A new study suggests the few vaquita marina may have learned to escape fishing nets
The continued survival of a small porpoise in Mexico’s Upper Gulf of California may indicate that the few remaining members of the species have learned how to escape from fishing nets. But experts warn that it will still become extinct if it’s not protected from those nets.
The vaquita marina is the world’s most endangered marine mammal, with an estimated fewer than 10 left. But the small porpoises have survived longer than many expected, with researchers continuing to find the small porpoises, including new calves, living in a small area of the Gulf of California.
A new study published in the journal Endangered Species Research suggests that the remaining vaquita may have learned to avoid gillnets or disentangle themselves. And may be able to teach that skill to their young.
"It doesn’t mean that they are bulletproof against entanglement," said Lorenzo Rojas-Bracho, lead author on the study. "But these vaquita are extremely valuable. And probably at least some of these animals have taught their calves how to disentangle."
Rojas-Bracho said the gillnets are the sole threat to the species, and unless that threat is removed the vaquita will become extinct.
Getting rid of nets would require cracking down on illegal fishing, as well as providing local fishermen with viable alternative fishing gear. So far, that hasn’t happened, and Rojas-Bracho admits it's not an easy task.
"Although eliminating gillnets seems like a simple problem, in reality the task involves a really major social and cultural changes, too.

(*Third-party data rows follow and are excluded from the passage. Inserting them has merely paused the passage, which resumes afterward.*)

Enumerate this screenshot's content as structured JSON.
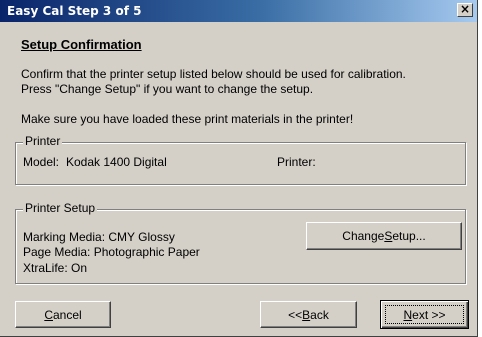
{
  "window": {
    "title": "Easy Cal Step 3 of 5",
    "close_glyph": "×"
  },
  "header": {
    "title": "Setup Confirmation"
  },
  "instructions": {
    "line1": "Confirm that the printer setup listed below should be used for calibration.",
    "line2": "Press \"Change Setup\" if you want to change the setup.",
    "line3": "Make sure you have loaded these print materials in the printer!"
  },
  "printer_group": {
    "label": "Printer",
    "model_label": "Model:",
    "model_value": "Kodak 1400 Digital",
    "printer_label": "Printer:",
    "printer_value": ""
  },
  "setup_group": {
    "label": "Printer Setup",
    "marking_media": "Marking Media: CMY Glossy",
    "page_media": "Page Media: Photographic Paper",
    "xtralife": "XtraLife: On",
    "change_button_pre": "Change ",
    "change_button_accel": "S",
    "change_button_post": "etup..."
  },
  "footer": {
    "cancel_accel": "C",
    "cancel_rest": "ancel",
    "back_pre": "<< ",
    "back_accel": "B",
    "back_rest": "ack",
    "next_accel": "N",
    "next_rest": "ext >>"
  },
  "colors": {
    "titlebar_start": "#0a246a",
    "titlebar_end": "#a6caf0",
    "dialog_face": "#d4d0c8"
  }
}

And you need political will to develop that alternative fishing gear and maintain the livelihoods (of fishermen)," he said.
Conservation scientists have been asking the Mexican government to take that step for more than two decades, he said, but it has only become more difficult with the rise of poaching in the region in recent years. In order to be successful now, he said, the international community needs to not only put pressure on Mexico, but also offer support.
And scientists are convinced that without the threat of nets, the species could recover even from its current low numbers.
"The vaquita can be saved," Rojas-Bracho said. "The vaquita is a very resourceful animal. If we stop killing them, they will recover."